Segment Start: DATA SUPPLIED
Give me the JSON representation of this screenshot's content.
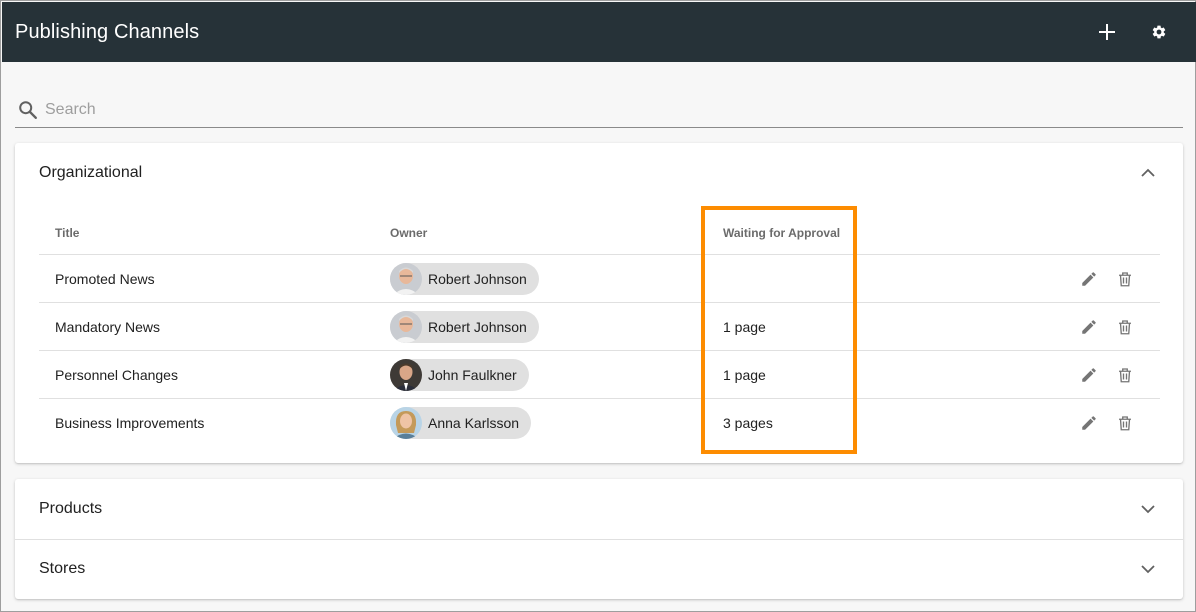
{
  "header": {
    "title": "Publishing Channels",
    "add_icon": "plus-icon",
    "settings_icon": "gear-icon"
  },
  "search": {
    "placeholder": "Search",
    "value": "",
    "icon": "search-icon"
  },
  "groups": [
    {
      "title": "Organizational",
      "expanded": true,
      "columns": {
        "title": "Title",
        "owner": "Owner",
        "waiting": "Waiting for Approval"
      },
      "rows": [
        {
          "title": "Promoted News",
          "owner": "Robert Johnson",
          "waiting": ""
        },
        {
          "title": "Mandatory News",
          "owner": "Robert Johnson",
          "waiting": "1 page"
        },
        {
          "title": "Personnel Changes",
          "owner": "John Faulkner",
          "waiting": "1 page"
        },
        {
          "title": "Business Improvements",
          "owner": "Anna Karlsson",
          "waiting": "3 pages"
        }
      ]
    },
    {
      "title": "Products",
      "expanded": false
    },
    {
      "title": "Stores",
      "expanded": false
    }
  ],
  "colors": {
    "header_bg": "#263238",
    "highlight": "#fd8c00",
    "chip_bg": "#e0e0e0"
  }
}
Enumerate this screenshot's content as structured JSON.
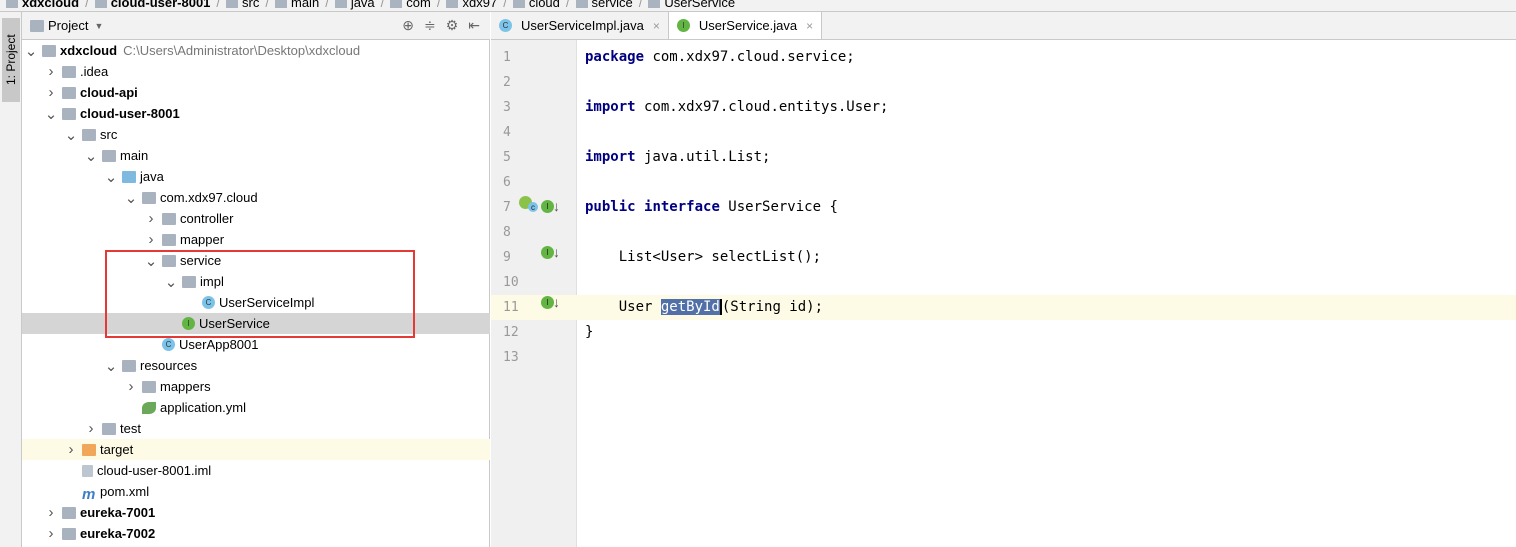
{
  "breadcrumbs": [
    "xdxcloud",
    "cloud-user-8001",
    "src",
    "main",
    "java",
    "com",
    "xdx97",
    "cloud",
    "service",
    "UserService"
  ],
  "side_tab": "1: Project",
  "panel": {
    "title": "Project",
    "icons": [
      "target-icon",
      "collapse-icon",
      "gear-icon",
      "hide-icon"
    ]
  },
  "tree": [
    {
      "label": "xdxcloud",
      "level": 0,
      "arrow": "down",
      "icon": "module",
      "bold": true,
      "path": "C:\\Users\\Administrator\\Desktop\\xdxcloud"
    },
    {
      "label": ".idea",
      "level": 1,
      "arrow": "right",
      "icon": "folder"
    },
    {
      "label": "cloud-api",
      "level": 1,
      "arrow": "right",
      "icon": "module",
      "bold": true
    },
    {
      "label": "cloud-user-8001",
      "level": 1,
      "arrow": "down",
      "icon": "module",
      "bold": true
    },
    {
      "label": "src",
      "level": 2,
      "arrow": "down",
      "icon": "folder"
    },
    {
      "label": "main",
      "level": 3,
      "arrow": "down",
      "icon": "folder"
    },
    {
      "label": "java",
      "level": 4,
      "arrow": "down",
      "icon": "source"
    },
    {
      "label": "com.xdx97.cloud",
      "level": 5,
      "arrow": "down",
      "icon": "folder"
    },
    {
      "label": "controller",
      "level": 6,
      "arrow": "right",
      "icon": "folder"
    },
    {
      "label": "mapper",
      "level": 6,
      "arrow": "right",
      "icon": "folder"
    },
    {
      "label": "service",
      "level": 6,
      "arrow": "down",
      "icon": "folder"
    },
    {
      "label": "impl",
      "level": 7,
      "arrow": "down",
      "icon": "folder"
    },
    {
      "label": "UserServiceImpl",
      "level": 8,
      "arrow": "",
      "icon": "class"
    },
    {
      "label": "UserService",
      "level": 7,
      "arrow": "",
      "icon": "interface",
      "selected": true
    },
    {
      "label": "UserApp8001",
      "level": 6,
      "arrow": "",
      "icon": "class"
    },
    {
      "label": "resources",
      "level": 4,
      "arrow": "down",
      "icon": "folder"
    },
    {
      "label": "mappers",
      "level": 5,
      "arrow": "right",
      "icon": "folder"
    },
    {
      "label": "application.yml",
      "level": 5,
      "arrow": "",
      "icon": "yml"
    },
    {
      "label": "test",
      "level": 3,
      "arrow": "right",
      "icon": "folder"
    },
    {
      "label": "target",
      "level": 2,
      "arrow": "right",
      "icon": "excluded",
      "highlight": true
    },
    {
      "label": "cloud-user-8001.iml",
      "level": 2,
      "arrow": "",
      "icon": "file"
    },
    {
      "label": "pom.xml",
      "level": 2,
      "arrow": "",
      "icon": "maven"
    },
    {
      "label": "eureka-7001",
      "level": 1,
      "arrow": "right",
      "icon": "module",
      "bold": true
    },
    {
      "label": "eureka-7002",
      "level": 1,
      "arrow": "right",
      "icon": "module",
      "bold": true
    }
  ],
  "editor_tabs": [
    {
      "label": "UserServiceImpl.java",
      "icon": "C",
      "active": false
    },
    {
      "label": "UserService.java",
      "icon": "I",
      "active": true
    }
  ],
  "code_lines": [
    [
      {
        "t": "package",
        "k": 1
      },
      {
        "t": " com.xdx97.cloud.service;"
      }
    ],
    [],
    [
      {
        "t": "import",
        "k": 1
      },
      {
        "t": " com.xdx97.cloud.entitys.User;"
      }
    ],
    [],
    [
      {
        "t": "import",
        "k": 1
      },
      {
        "t": " java.util.List;"
      }
    ],
    [],
    [
      {
        "t": "public",
        "k": 1
      },
      {
        "t": " "
      },
      {
        "t": "interface",
        "k": 1
      },
      {
        "t": " UserService {"
      }
    ],
    [],
    [
      {
        "t": "    List<User> selectList();"
      }
    ],
    [],
    [
      {
        "t": "    User "
      },
      {
        "t": "getById",
        "s": 1
      },
      {
        "t": "(String id);"
      }
    ],
    [
      {
        "t": "}"
      }
    ],
    []
  ],
  "current_line": 11,
  "colors": {
    "keyword": "#000080",
    "selection": "#5170a8",
    "current_line": "#fdfbe6",
    "highlight_box": "#e53935"
  }
}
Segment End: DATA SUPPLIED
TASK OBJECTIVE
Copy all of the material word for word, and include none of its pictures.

TASK RESULT
Give me the JSON representation of this screenshot's content.
{
  "header": {
    "title": "Publishing Channels",
    "add_icon": "plus-icon",
    "settings_icon": "gear-icon"
  },
  "search": {
    "placeholder": "Search",
    "value": "",
    "icon": "search-icon"
  },
  "groups": [
    {
      "title": "Organizational",
      "expanded": true,
      "columns": {
        "title": "Title",
        "owner": "Owner",
        "waiting": "Waiting for Approval"
      },
      "rows": [
        {
          "title": "Promoted News",
          "owner": "Robert Johnson",
          "waiting": ""
        },
        {
          "title": "Mandatory News",
          "owner": "Robert Johnson",
          "waiting": "1 page"
        },
        {
          "title": "Personnel Changes",
          "owner": "John Faulkner",
          "waiting": "1 page"
        },
        {
          "title": "Business Improvements",
          "owner": "Anna Karlsson",
          "waiting": "3 pages"
        }
      ]
    },
    {
      "title": "Products",
      "expanded": false
    },
    {
      "title": "Stores",
      "expanded": false
    }
  ],
  "colors": {
    "header_bg": "#263238",
    "highlight": "#fd8c00",
    "chip_bg": "#e0e0e0"
  }
}
Enumerate this screenshot's content as structured JSON.
{
  "breadcrumbs": [
    "xdxcloud",
    "cloud-user-8001",
    "src",
    "main",
    "java",
    "com",
    "xdx97",
    "cloud",
    "service",
    "UserService"
  ],
  "side_tab": "1: Project",
  "panel": {
    "title": "Project",
    "icons": [
      "target-icon",
      "collapse-icon",
      "gear-icon",
      "hide-icon"
    ]
  },
  "tree": [
    {
      "label": "xdxcloud",
      "level": 0,
      "arrow": "down",
      "icon": "module",
      "bold": true,
      "path": "C:\\Users\\Administrator\\Desktop\\xdxcloud"
    },
    {
      "label": ".idea",
      "level": 1,
      "arrow": "right",
      "icon": "folder"
    },
    {
      "label": "cloud-api",
      "level": 1,
      "arrow": "right",
      "icon": "module",
      "bold": true
    },
    {
      "label": "cloud-user-8001",
      "level": 1,
      "arrow": "down",
      "icon": "module",
      "bold": true
    },
    {
      "label": "src",
      "level": 2,
      "arrow": "down",
      "icon": "folder"
    },
    {
      "label": "main",
      "level": 3,
      "arrow": "down",
      "icon": "folder"
    },
    {
      "label": "java",
      "level": 4,
      "arrow": "down",
      "icon": "source"
    },
    {
      "label": "com.xdx97.cloud",
      "level": 5,
      "arrow": "down",
      "icon": "folder"
    },
    {
      "label": "controller",
      "level": 6,
      "arrow": "right",
      "icon": "folder"
    },
    {
      "label": "mapper",
      "level": 6,
      "arrow": "right",
      "icon": "folder"
    },
    {
      "label": "service",
      "level": 6,
      "arrow": "down",
      "icon": "folder"
    },
    {
      "label": "impl",
      "level": 7,
      "arrow": "down",
      "icon": "folder"
    },
    {
      "label": "UserServiceImpl",
      "level": 8,
      "arrow": "",
      "icon": "class"
    },
    {
      "label": "UserService",
      "level": 7,
      "arrow": "",
      "icon": "interface",
      "selected": true
    },
    {
      "label": "UserApp8001",
      "level": 6,
      "arrow": "",
      "icon": "class"
    },
    {
      "label": "resources",
      "level": 4,
      "arrow": "down",
      "icon": "folder"
    },
    {
      "label": "mappers",
      "level": 5,
      "arrow": "right",
      "icon": "folder"
    },
    {
      "label": "application.yml",
      "level": 5,
      "arrow": "",
      "icon": "yml"
    },
    {
      "label": "test",
      "level": 3,
      "arrow": "right",
      "icon": "folder"
    },
    {
      "label": "target",
      "level": 2,
      "arrow": "right",
      "icon": "excluded",
      "highlight": true
    },
    {
      "label": "cloud-user-8001.iml",
      "level": 2,
      "arrow": "",
      "icon": "file"
    },
    {
      "label": "pom.xml",
      "level": 2,
      "arrow": "",
      "icon": "maven"
    },
    {
      "label": "eureka-7001",
      "level": 1,
      "arrow": "right",
      "icon": "module",
      "bold": true
    },
    {
      "label": "eureka-7002",
      "level": 1,
      "arrow": "right",
      "icon": "module",
      "bold": true
    }
  ],
  "editor_tabs": [
    {
      "label": "UserServiceImpl.java",
      "icon": "C",
      "active": false
    },
    {
      "label": "UserService.java",
      "icon": "I",
      "active": true
    }
  ],
  "code_lines": [
    [
      {
        "t": "package",
        "k": 1
      },
      {
        "t": " com.xdx97.cloud.service;"
      }
    ],
    [],
    [
      {
        "t": "import",
        "k": 1
      },
      {
        "t": " com.xdx97.cloud.entitys.User;"
      }
    ],
    [],
    [
      {
        "t": "import",
        "k": 1
      },
      {
        "t": " java.util.List;"
      }
    ],
    [],
    [
      {
        "t": "public",
        "k": 1
      },
      {
        "t": " "
      },
      {
        "t": "interface",
        "k": 1
      },
      {
        "t": " UserService {"
      }
    ],
    [],
    [
      {
        "t": "    List<User> selectList();"
      }
    ],
    [],
    [
      {
        "t": "    User "
      },
      {
        "t": "getById",
        "s": 1
      },
      {
        "t": "(String id);"
      }
    ],
    [
      {
        "t": "}"
      }
    ],
    []
  ],
  "current_line": 11,
  "colors": {
    "keyword": "#000080",
    "selection": "#5170a8",
    "current_line": "#fdfbe6",
    "highlight_box": "#e53935"
  }
}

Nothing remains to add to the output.